By going so in depth into The Kick Inside, Laura Shenton’s book can perhaps go some way to delving into want makes the album as a whole one that connected so deeply to people. Having previously written on the likes of Supertramp, Deep Purple’s Tommy Bolin and Sparks, Shenton’s style is one of fine-tuned precision. She breaks down the ways in which the album can be analysed by splitting the book into three chapters – the first, Why The Kick Inside, focuses on the context surrounding it – Kate Bush’s own influences and inspirations at the time of writing the album. Its certainly as much a guide for new listeners as it is seasoned fans, looking closely at things like her background, and the reality of her relationship with the Bronte sisters. The second chapter, The Making Of The Kick Inside, is a microscopic analysis of the recording process, that also incorporates other important factors, such as the meanings beneath some of the lyrics and the significance of Kate’s dance training with the legendary Lindsay Kemp.
The final chapter is entitled Impact and Legacy, looking at the aftermath of the album. Its focus sits largely on the years shortly afterwards and the “impact” it dwells on is the relatively immediate. With the weight of forty-three years now behind it, it might have been an interesting conclusion to have more analysis its impact on the present day more and its wider reaching legacy, but perhaps that is something the reader can draw their own conclusions on. After all, there will always be those people, hearing something from The Kick Inside for the first time, who just as I was will be woken up to something truly maverick. As a piece of work that manages to be both comprehensive and in-depth, Shenton has managed to put together an ideal “next step,” for those who want to scrape the surface.

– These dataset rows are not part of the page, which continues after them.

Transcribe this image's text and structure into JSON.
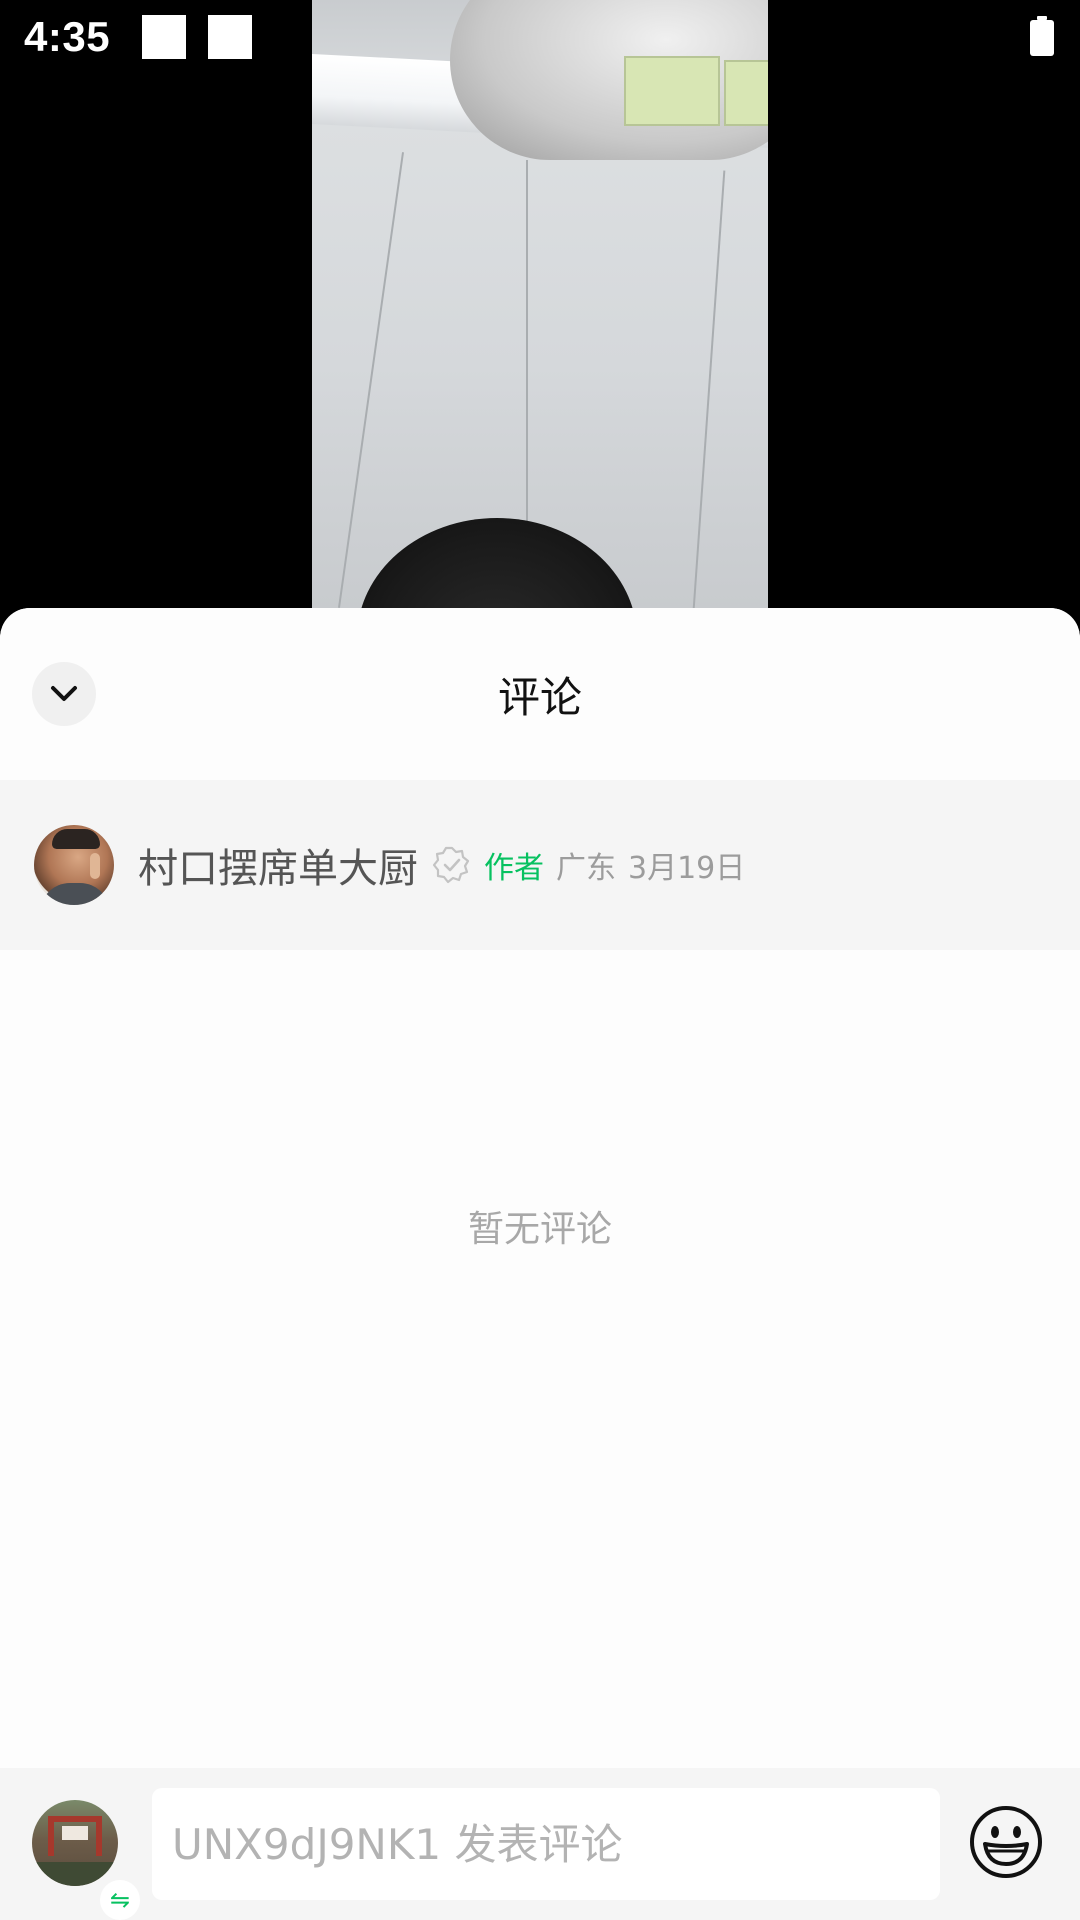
{
  "status_bar": {
    "time": "4:35"
  },
  "comments_sheet": {
    "title": "评论",
    "author": {
      "name": "村口摆席单大厨",
      "tag": "作者",
      "location": "广东",
      "date": "3月19日"
    },
    "empty_text": "暂无评论"
  },
  "input_bar": {
    "placeholder": "UNX9dJ9NK1 发表评论",
    "switch_symbol": "⇋"
  },
  "colors": {
    "accent": "#07c160",
    "sheet_bg": "#fdfdfd",
    "author_row_bg": "#f5f5f5",
    "muted_text": "#9c9c9c"
  }
}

Buy the book from Wymer Publishing here.
All words by Amy Britton. Find more on her archive here